But it occurs to me that if something shows signs of being designed by an intelligent mind, and a skeptic says that such an explanation doesn’t count, what he means is that intelligence isn’t a thing.  Intelligence doesn’t have explanatory power.  You can’t point to something and say that it’s obviously the work of an intelligent mind.  If that’s true, the skeptic of intelligent design must literally be saying that intelligence doesn’t, in and of itself, exist.  There must be something behind the appearance of intelligence which isn’t itself intelligence.  The skeptic literally won’t stop looking until he’s found something unintelligent.

It’s a little bit difficult to give credence to an idea being forwarded by someone who from the outset dismisses things that look intelligent.

 

 

My sense for how our design points us towards a designer is in my book Hardwired: Finding the God You Already Know.

The Mystery of the Missing Mystery

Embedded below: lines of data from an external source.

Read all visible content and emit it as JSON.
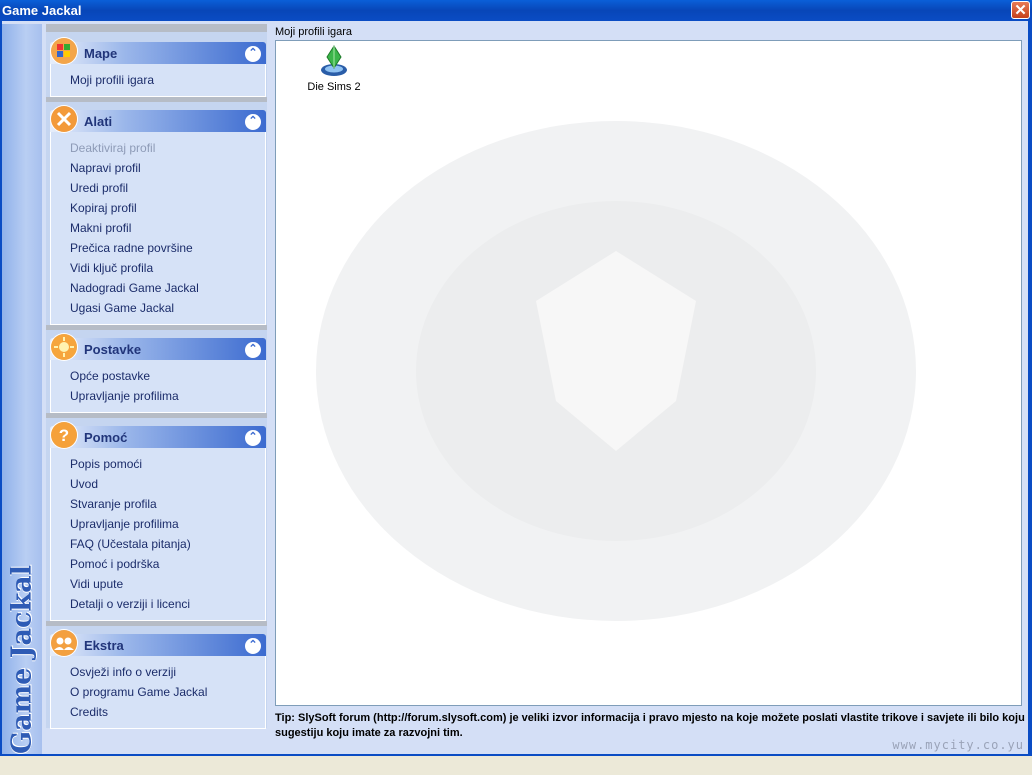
{
  "window": {
    "title": "Game Jackal",
    "close_glyph": "✕"
  },
  "brand": "Game Jackal",
  "taskpane": {
    "groups": [
      {
        "label": "Mape",
        "icon": "windows-flag-icon",
        "items": [
          {
            "label": "Moji profili igara",
            "enabled": true
          }
        ]
      },
      {
        "label": "Alati",
        "icon": "tools-icon",
        "items": [
          {
            "label": "Deaktiviraj profil",
            "enabled": false
          },
          {
            "label": "Napravi profil",
            "enabled": true
          },
          {
            "label": "Uredi profil",
            "enabled": true
          },
          {
            "label": "Kopiraj profil",
            "enabled": true
          },
          {
            "label": "Makni profil",
            "enabled": true
          },
          {
            "label": "Prečica radne površine",
            "enabled": true
          },
          {
            "label": "Vidi ključ profila",
            "enabled": true
          },
          {
            "label": "Nadogradi Game Jackal",
            "enabled": true
          },
          {
            "label": "Ugasi Game Jackal",
            "enabled": true
          }
        ]
      },
      {
        "label": "Postavke",
        "icon": "settings-sun-icon",
        "items": [
          {
            "label": "Opće postavke",
            "enabled": true
          },
          {
            "label": "Upravljanje profilima",
            "enabled": true
          }
        ]
      },
      {
        "label": "Pomoć",
        "icon": "help-icon",
        "items": [
          {
            "label": "Popis pomoći",
            "enabled": true
          },
          {
            "label": "Uvod",
            "enabled": true
          },
          {
            "label": "Stvaranje profila",
            "enabled": true
          },
          {
            "label": "Upravljanje profilima",
            "enabled": true
          },
          {
            "label": "FAQ (Učestala pitanja)",
            "enabled": true
          },
          {
            "label": "Pomoć i podrška",
            "enabled": true
          },
          {
            "label": "Vidi upute",
            "enabled": true
          },
          {
            "label": "Detalji o verziji i licenci",
            "enabled": true
          }
        ]
      },
      {
        "label": "Ekstra",
        "icon": "users-icon",
        "items": [
          {
            "label": "Osvježi info o verziji",
            "enabled": true
          },
          {
            "label": "O programu Game Jackal",
            "enabled": true
          },
          {
            "label": "Credits",
            "enabled": true
          }
        ]
      }
    ]
  },
  "content": {
    "label": "Moji profili igara",
    "profiles": [
      {
        "name": "Die Sims 2",
        "icon": "sims-plumbob-icon"
      }
    ]
  },
  "tip": "Tip: SlySoft forum (http://forum.slysoft.com) je veliki izvor informacija i pravo mjesto na koje možete poslati vlastite trikove i savjete ili bilo koju sugestiju koju imate za razvojni tim.",
  "watermark": "www.mycity.co.yu",
  "colors": {
    "titlebar": "#0a4cc4",
    "taskpane_bg": "#c5d5f0",
    "group_header_end": "#3c6bd0",
    "item_text": "#1b2c6a",
    "disabled_text": "#8e9bb7"
  }
}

shellIt occurs to me that the secular culture can only succeed in triumphing over the Church when it misplaces mystery.  The secular culture must lead us through some back-bending mental gymnastics to convince us that there is no mystery where it obviously is, and that there is mystery shrouding all kinds of things that are patently obvious to a clear-headed ten year old.

 

First, it must extract mystery from experience like taking color out of a painting.  Atheist philosopher Thomas Nagel has made a name for himself recently by suggesting that blind Darwinian evolution is simply an inadequate explanation for the complexity of life.  He writes, “Physico-chemical reductionism in biology is the orthodox view, and any resistance to it is regarded as not only scientifically but politically incorrect.  But for a long time I have found the materialist account of how we and our fellow organisms came to exist hard to believe, including the standard version of how the evolutionary process works” (Mind and Cosmos, p5).  This position is not unique; rather, what is unique is that the well-respected atheist got picked by the same team captain who chose the Kansas Board of Education, the President of Southern Baptist Seminary, and the Pope.  Secular society must convince us that wonder is a physiological reaction no more meaningful than indigestion.  In fact, wonder is sonar.

 

A child walking down a beach can consider the vastness of the ocean without being aware of the uncharted world within her own brain.  She can run her fingers over the smooth, ivory underbelly of a spiraled shell without understanding the Fibonacci sequence.  She is cascading with sensations and emotions and imagination, and everything inside her tells her that the world is magic.  A good education will cure her of that.  Science will do its darndest to reduce her to overconfident explanations, and, should she go that way, seminary will do worse.  The fact is that she right now has a better sense for the way the world is than the person who can analyze its particulars.  Her wonder is a compass pointing her in the direction of a wonderful counselor.

 

Second, secular society must put mystery where it’s not.  It must convince us that our intuitions for morality, which seem, on their face, straightforward, are forever awash in grayness.  Derrida would claim to stand at the place where forms are stamped into particulars, where, if one were sufficiently adept, one could see that every clear and distinct idea is simply the manipulation of whomever is in power.  Clear and distinct ideas are not.  Truth, said Foucault, is the error that has been hardened by the long baking process of history.  If we had the time and patience to trace every idea back through its genealogy to its origin, we would find that none of them have any more authority than if they had been announced by the Wizard of Oz.  Thus, secular society would have us believe, those things that seem most obvious to us actually shouldn’t be.  The moral goal of secular society is that morality would be reduced to, “Seems like I shouldn’t, but it’s not hurting anyone.”

 

C.S. Lewis quips in the Screwtape Letters that the tempter’s ultimate goal for humanity is the materialist-magician: he who believes in the supernatural which can ultimately be explained naturally.  Secular society will be able to put the Church aside when it has finally turned particles into little, tiny gods.